18th Century Home Rises as Beacon of Renewal


Across from an inactive landfill, a piece of history has been restored. In Hillburn’s Torne Valley, students and volunteers have reconstructed a small saltbox house as an educational facility and research center. The house is a monument to the valley’s past and its journey has been an interesting one.

In 1997, Chuck Stead, now Saltbox Environmental Research Center Director of Education, halted the planned demolition of a 200-year-old saltbox house. The house was a small one, originally occupied by a local factory worker and his family. Although the house could not stay in its original location, the decision was made to take apart the home and store it until a new location could be secured.

After deconstruction, the parts were stored for 12 years in a barn in Chester NY, owned by the late Noel Jablonski. Stead has called Jablonski “the angel of the Saltbox”. In 2009, the parts were moved into a facility in Hillburn. It was at that time that Stead proposed a radical idea, to re-build the saltbox not just as a historical exhibit, but as an active research center. The focus of this center is the impact of the “paint sludge” dumps from the now defunct Ford factory in Mahwah, New Jersey.

Though some of his colleagues doubted that this project would ever take hold, Stead found an ally in Ramapo Town Supervisor Christopher St. Lawrence. After three years of work, supported by the town and organizations such as Americorps, Cornell Cooperative Extension of Rockland, BOCES of Rockland and Antioch’s New England School of Environmental Studies, Stead’s finally realized his vision.

The mood at the opening ceremony was joyful. Many of the volunteers and students (Stead made a point to mention that the facility was “kid built”) who had contributed to the project were present.

Even the uninitiated could enjoy the banter, the thumping bluegrass and exhibitions as Stead showed off such pieces as an 18th century style shaving horse. Refreshments provided included not only standard fare but also a locally gathered stew provided by the Suburban Foragers.

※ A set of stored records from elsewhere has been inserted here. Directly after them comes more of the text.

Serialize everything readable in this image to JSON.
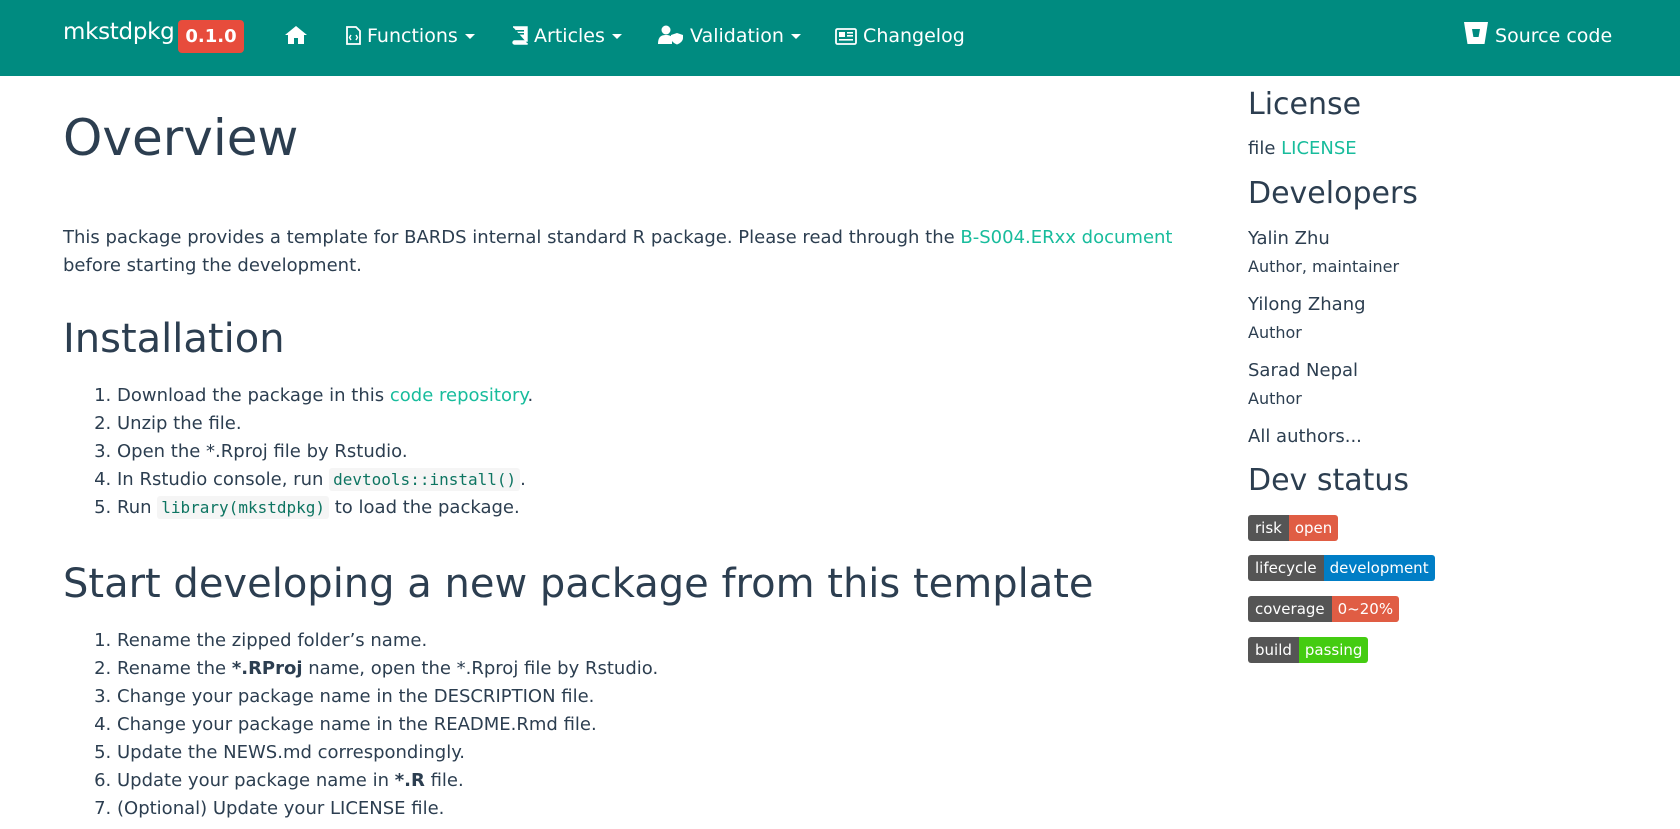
{
  "navbar": {
    "brand": "mkstdpkg",
    "version": "0.1.0",
    "items": {
      "functions": "Functions",
      "articles": "Articles",
      "validation": "Validation",
      "changelog": "Changelog",
      "source": "Source code"
    },
    "icons": [
      "home-icon",
      "file-code-icon",
      "book-icon",
      "user-shield-icon",
      "newspaper-icon",
      "bitbucket-icon"
    ]
  },
  "main": {
    "title": "Overview",
    "intro": {
      "before": "This package provides a template for BARDS internal standard R package. Please read through the ",
      "link": "B-S004.ERxx document",
      "after": " before starting the development."
    },
    "installation": {
      "heading": "Installation",
      "steps": {
        "s1_before": "Download the package in this ",
        "s1_link": "code repository",
        "s1_after": ".",
        "s2": "Unzip the file.",
        "s3": "Open the *.Rproj file by Rstudio.",
        "s4_before": "In Rstudio console, run ",
        "s4_code": "devtools::install()",
        "s4_after": ".",
        "s5_before": "Run ",
        "s5_code": "library(mkstdpkg)",
        "s5_after": " to load the package."
      }
    },
    "start": {
      "heading": "Start developing a new package from this template",
      "steps": {
        "s1": "Rename the zipped folder’s name.",
        "s2_before": "Rename the ",
        "s2_bold": "*.RProj",
        "s2_after": " name, open the *.Rproj file by Rstudio.",
        "s3": "Change your package name in the DESCRIPTION file.",
        "s4": "Change your package name in the README.Rmd file.",
        "s5": "Update the NEWS.md correspondingly.",
        "s6_before": "Update your package name in ",
        "s6_bold": "*.R",
        "s6_after": " file.",
        "s7": "(Optional) Update your LICENSE file."
      }
    }
  },
  "sidebar": {
    "license": {
      "heading": "License",
      "prefix": "file ",
      "link": "LICENSE"
    },
    "developers": {
      "heading": "Developers",
      "people": [
        {
          "name": "Yalin Zhu",
          "role": "Author, maintainer"
        },
        {
          "name": "Yilong Zhang",
          "role": "Author"
        },
        {
          "name": "Sarad Nepal",
          "role": "Author"
        }
      ],
      "all_link": "All authors..."
    },
    "dev_status": {
      "heading": "Dev status",
      "badges": [
        {
          "label": "risk",
          "value": "open",
          "color": "#e05d44"
        },
        {
          "label": "lifecycle",
          "value": "development",
          "color": "#007ec6"
        },
        {
          "label": "coverage",
          "value": "0~20%",
          "color": "#e05d44"
        },
        {
          "label": "build",
          "value": "passing",
          "color": "#4c1"
        }
      ]
    }
  },
  "colors": {
    "navbar_bg": "#008b80",
    "version_badge": "#e74c3c",
    "link": "#18bc9c",
    "text": "#2c3e50"
  }
}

In a brief speech, St. Lawrence not only praised the facility, but also made clear his goal of reclaiming the entire valley. The supervisor said that projects like the Saltbox were “much more appropriate than a power plant.” He also announced that he had recently signed paperwork that will bring Ford back to assist in cleaning up the area’s pollution.

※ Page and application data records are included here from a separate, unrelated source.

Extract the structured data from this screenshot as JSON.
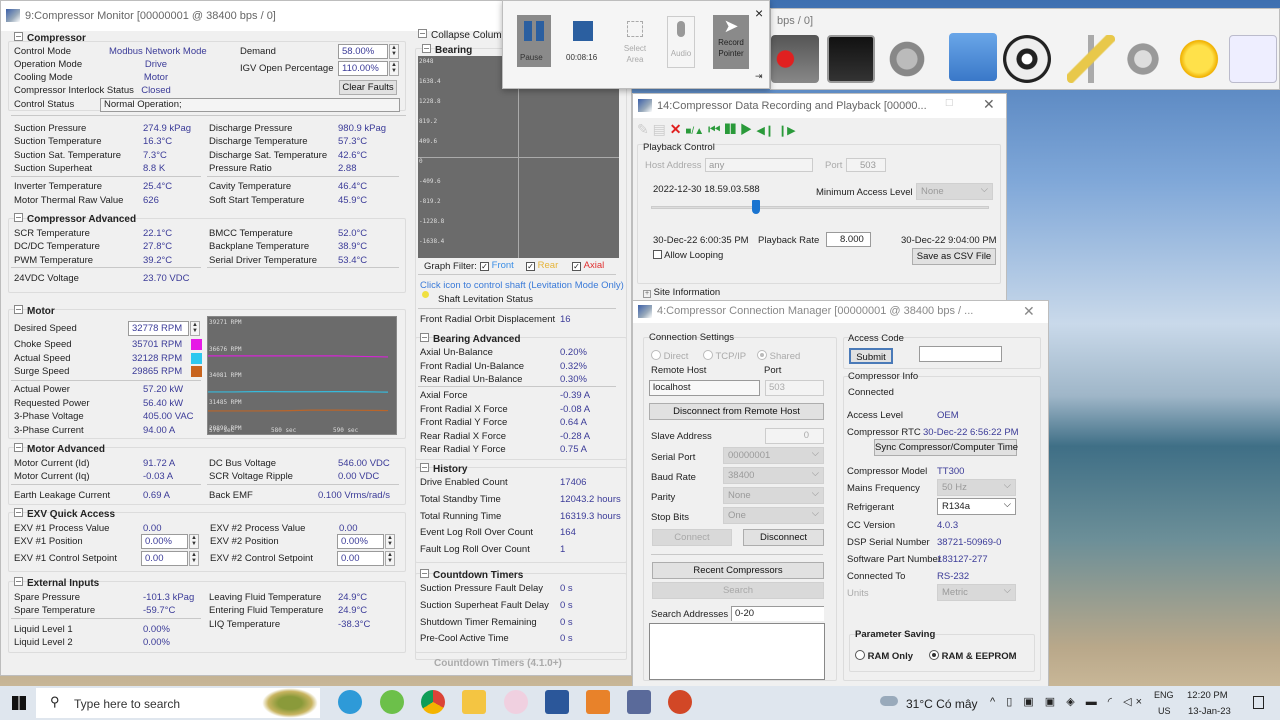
{
  "main": {
    "title": "9:Compressor Monitor [00000001 @ 38400 bps / 0]",
    "collapse_column": "Collapse Column",
    "compressor": {
      "header": "Compressor",
      "modes": [
        {
          "label": "Control Mode",
          "value": "Modbus Network Mode"
        },
        {
          "label": "Operation Mode",
          "value": "Drive"
        },
        {
          "label": "Cooling Mode",
          "value": "Motor"
        },
        {
          "label": "Compressor Interlock Status",
          "value": "Closed"
        }
      ],
      "demand_label": "Demand",
      "demand_value": "58.00%",
      "igv_label": "IGV Open Percentage",
      "igv_value": "110.00%",
      "clear_faults": "Clear Faults",
      "control_status_label": "Control Status",
      "control_status_value": "Normal Operation;",
      "left": [
        {
          "label": "Suction Pressure",
          "value": "274.9 kPag"
        },
        {
          "label": "Suction Temperature",
          "value": "16.3°C"
        },
        {
          "label": "Suction Sat. Temperature",
          "value": "7.3°C"
        },
        {
          "label": "Suction Superheat",
          "value": "8.8 K"
        },
        {
          "label": "Inverter Temperature",
          "value": "25.4°C"
        },
        {
          "label": "Motor Thermal Raw Value",
          "value": "626"
        }
      ],
      "right": [
        {
          "label": "Discharge Pressure",
          "value": "980.9 kPag"
        },
        {
          "label": "Discharge Temperature",
          "value": "57.3°C"
        },
        {
          "label": "Discharge Sat. Temperature",
          "value": "42.6°C"
        },
        {
          "label": "Pressure Ratio",
          "value": "2.88"
        },
        {
          "label": "Cavity Temperature",
          "value": "46.4°C"
        },
        {
          "label": "Soft Start Temperature",
          "value": "45.9°C"
        }
      ]
    },
    "compressor_advanced": {
      "header": "Compressor Advanced",
      "left": [
        {
          "label": "SCR Temperature",
          "value": "22.1°C"
        },
        {
          "label": "DC/DC Temperature",
          "value": "27.8°C"
        },
        {
          "label": "PWM Temperature",
          "value": "39.2°C"
        },
        {
          "label": "24VDC Voltage",
          "value": "23.70 VDC"
        }
      ],
      "right": [
        {
          "label": "BMCC Temperature",
          "value": "52.0°C"
        },
        {
          "label": "Backplane Temperature",
          "value": "38.9°C"
        },
        {
          "label": "Serial Driver Temperature",
          "value": "53.4°C"
        }
      ]
    },
    "motor": {
      "header": "Motor",
      "desired_label": "Desired Speed",
      "desired_value": "32778 RPM",
      "speeds": [
        {
          "label": "Choke Speed",
          "value": "35701 RPM",
          "color": "#e619e6"
        },
        {
          "label": "Actual Speed",
          "value": "32128 RPM",
          "color": "#2ec8ef"
        },
        {
          "label": "Surge Speed",
          "value": "29865 RPM",
          "color": "#c8641e"
        }
      ],
      "power": [
        {
          "label": "Actual Power",
          "value": "57.20 kW"
        },
        {
          "label": "Requested Power",
          "value": "56.40 kW"
        },
        {
          "label": "3-Phase Voltage",
          "value": "405.00 VAC"
        },
        {
          "label": "3-Phase Current",
          "value": "94.00 A"
        }
      ],
      "chart": {
        "y_ticks": [
          "39271 RPM",
          "36676 RPM",
          "34081 RPM",
          "31485 RPM",
          "28890 RPM"
        ],
        "x_ticks": [
          "570 sec",
          "580 sec",
          "590 sec"
        ],
        "ylim": [
          28890,
          39271
        ],
        "series": [
          {
            "name": "Choke Speed",
            "values": [
              35950,
              35950,
              35950,
              35950,
              35950,
              35950,
              35900,
              35850
            ]
          },
          {
            "name": "Actual Speed",
            "values": [
              32420,
              32420,
              32460,
              32440,
              32440,
              32450,
              32440,
              32400
            ]
          },
          {
            "name": "Surge Speed",
            "values": [
              30560,
              30560,
              30560,
              30580,
              30640,
              30640,
              30620,
              30600
            ]
          }
        ]
      }
    },
    "motor_advanced": {
      "header": "Motor Advanced",
      "left": [
        {
          "label": "Motor Current (Id)",
          "value": "91.72 A"
        },
        {
          "label": "Motor Current (Iq)",
          "value": "-0.03 A"
        },
        {
          "label": "Earth Leakage Current",
          "value": "0.69 A"
        }
      ],
      "right": [
        {
          "label": "DC Bus Voltage",
          "value": "546.00 VDC"
        },
        {
          "label": "SCR Voltage Ripple",
          "value": "0.00 VDC"
        },
        {
          "label": "Back EMF",
          "value": "0.100 Vrms/rad/s"
        }
      ]
    },
    "exv": {
      "header": "EXV Quick Access",
      "left": [
        {
          "label": "EXV #1 Process Value",
          "value": "0.00"
        },
        {
          "label": "EXV #1 Position",
          "value": "0.00%"
        },
        {
          "label": "EXV #1 Control Setpoint",
          "value": "0.00"
        }
      ],
      "right": [
        {
          "label": "EXV #2 Process Value",
          "value": "0.00"
        },
        {
          "label": "EXV #2 Position",
          "value": "0.00%"
        },
        {
          "label": "EXV #2 Control Setpoint",
          "value": "0.00"
        }
      ]
    },
    "external": {
      "header": "External Inputs",
      "left": [
        {
          "label": "Spare Pressure",
          "value": "-101.3 kPag"
        },
        {
          "label": "Spare Temperature",
          "value": "-59.7°C"
        },
        {
          "label": "Liquid Level 1",
          "value": "0.00%"
        },
        {
          "label": "Liquid Level 2",
          "value": "0.00%"
        }
      ],
      "right": [
        {
          "label": "Leaving Fluid Temperature",
          "value": "24.9°C"
        },
        {
          "label": "Entering Fluid Temperature",
          "value": "24.9°C"
        },
        {
          "label": "LIQ Temperature",
          "value": "-38.3°C"
        }
      ]
    },
    "bearing": {
      "header": "Bearing",
      "y_ticks": [
        "2048",
        "1638.4",
        "1228.8",
        "819.2",
        "409.6",
        "0",
        "-409.6",
        "-819.2",
        "-1228.8",
        "-1638.4"
      ],
      "graph_filter": "Graph Filter:",
      "filters": [
        {
          "label": "Front",
          "checked": true,
          "color": "#3a8ee6"
        },
        {
          "label": "Rear",
          "checked": true,
          "color": "#e6b43a"
        },
        {
          "label": "Axial",
          "checked": true,
          "color": "#e03030"
        }
      ],
      "control_link": "Click icon to control shaft (Levitation Mode Only)",
      "levitation_status": "Shaft Levitation Status",
      "orbit_label": "Front Radial Orbit Displacement",
      "orbit_value": "16"
    },
    "bearing_advanced": {
      "header": "Bearing Advanced",
      "rows": [
        {
          "label": "Axial Un-Balance",
          "value": "0.20%"
        },
        {
          "label": "Front Radial Un-Balance",
          "value": "0.32%"
        },
        {
          "label": "Rear Radial Un-Balance",
          "value": "0.30%"
        },
        {
          "label": "Axial Force",
          "value": "-0.39 A"
        },
        {
          "label": "Front Radial X Force",
          "value": "-0.08 A"
        },
        {
          "label": "Front Radial Y Force",
          "value": "0.64 A"
        },
        {
          "label": "Rear Radial X Force",
          "value": "-0.28 A"
        },
        {
          "label": "Rear Radial Y Force",
          "value": "0.75 A"
        }
      ]
    },
    "history": {
      "header": "History",
      "rows": [
        {
          "label": "Drive Enabled Count",
          "value": "17406"
        },
        {
          "label": "Total Standby Time",
          "value": "12043.2 hours"
        },
        {
          "label": "Total Running Time",
          "value": "16319.3 hours"
        },
        {
          "label": "Event Log Roll Over Count",
          "value": "164"
        },
        {
          "label": "Fault Log Roll Over Count",
          "value": "1"
        }
      ]
    },
    "countdown": {
      "header": "Countdown Timers",
      "rows": [
        {
          "label": "Suction Pressure Fault Delay",
          "value": "0 s"
        },
        {
          "label": "Suction Superheat Fault Delay",
          "value": "0 s"
        },
        {
          "label": "Shutdown Timer Remaining",
          "value": "0 s"
        },
        {
          "label": "Pre-Cool Active Time",
          "value": "0 s"
        }
      ],
      "v41_header": "Countdown Timers (4.1.0+)"
    }
  },
  "recorder": {
    "pause": "Pause",
    "time": "00:08:16",
    "select_area": "Select Area",
    "audio": "Audio",
    "record_pointer": "Record Pointer",
    "close": "×"
  },
  "tools_window": {
    "title_tail": "bps / 0]"
  },
  "playback": {
    "title": "14:Compressor Data Recording and Playback [00000...",
    "group": "Playback Control",
    "host_label": "Host Address",
    "host_value": "any",
    "port_label": "Port",
    "port_value": "503",
    "current_time": "2022-12-30 18.59.03.588",
    "min_access_label": "Minimum Access Level",
    "min_access_value": "None",
    "position": 0.31,
    "start": "30-Dec-22 6:00:35 PM",
    "rate_label": "Playback Rate",
    "rate_value": "8.000",
    "end": "30-Dec-22 9:04:00 PM",
    "allow_looping": "Allow Looping",
    "save_csv": "Save as CSV File",
    "site_info": "Site Information"
  },
  "connection": {
    "title": "4:Compressor Connection Manager [00000001 @ 38400 bps / ...",
    "settings": "Connection Settings",
    "direct": "Direct",
    "tcpip": "TCP/IP",
    "shared": "Shared",
    "remote_host_label": "Remote Host",
    "remote_host_value": "localhost",
    "port_label": "Port",
    "port_value": "503",
    "disconnect_remote": "Disconnect from Remote Host",
    "slave_label": "Slave Address",
    "slave_value": "0",
    "serial_port_label": "Serial Port",
    "serial_port_value": "00000001",
    "baud_label": "Baud Rate",
    "baud_value": "38400",
    "parity_label": "Parity",
    "parity_value": "None",
    "stop_bits_label": "Stop Bits",
    "stop_bits_value": "One",
    "connect": "Connect",
    "disconnect": "Disconnect",
    "recent": "Recent Compressors",
    "search": "Search",
    "search_addr_label": "Search Addresses",
    "search_addr_value": "0-20",
    "access_code": "Access Code",
    "submit": "Submit",
    "info": "Compressor Info",
    "connected": "Connected",
    "access_level_label": "Access Level",
    "access_level_value": "OEM",
    "rtc_label": "Compressor RTC",
    "rtc_value": "30-Dec-22 6:56:22 PM",
    "sync": "Sync Compressor/Computer Time",
    "model_label": "Compressor Model",
    "model_value": "TT300",
    "mains_label": "Mains Frequency",
    "mains_value": "50 Hz",
    "refrigerant_label": "Refrigerant",
    "refrigerant_value": "R134a",
    "cc_label": "CC Version",
    "cc_value": "4.0.3",
    "dsp_label": "DSP Serial Number",
    "dsp_value": "38721-50969-0",
    "swpn_label": "Software Part Number",
    "swpn_value": "183127-277",
    "connected_to_label": "Connected To",
    "connected_to_value": "RS-232",
    "units_label": "Units",
    "units_value": "Metric",
    "param_saving": "Parameter Saving",
    "ram_only": "RAM Only",
    "ram_eeprom": "RAM & EEPROM"
  },
  "taskbar": {
    "search_placeholder": "Type here to search",
    "weather": "31°C  Có mây",
    "lang1": "ENG",
    "lang2": "US",
    "time": "12:20 PM",
    "date": "13-Jan-23"
  }
}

Also present was Chief Vin Mann, of the Ramapough Lenape Nation. A self admitted man of few words, Mann spoke on healing and how this facility is an example of a “unification that’s happening” amongst his people and the other residents of the area.

In his closing remarks, Stead focused on the young men and women who were the true workhorses behind the project, and that it is truly their facility. “This is a story, and we’re all in it,” said Stead, “It’s here, and it’s part of who we are.” The presentation ended with a call to stewardship, a theme that dominated the day. In Stead’s words, we should all seek “something legitimate to give to the next generation.”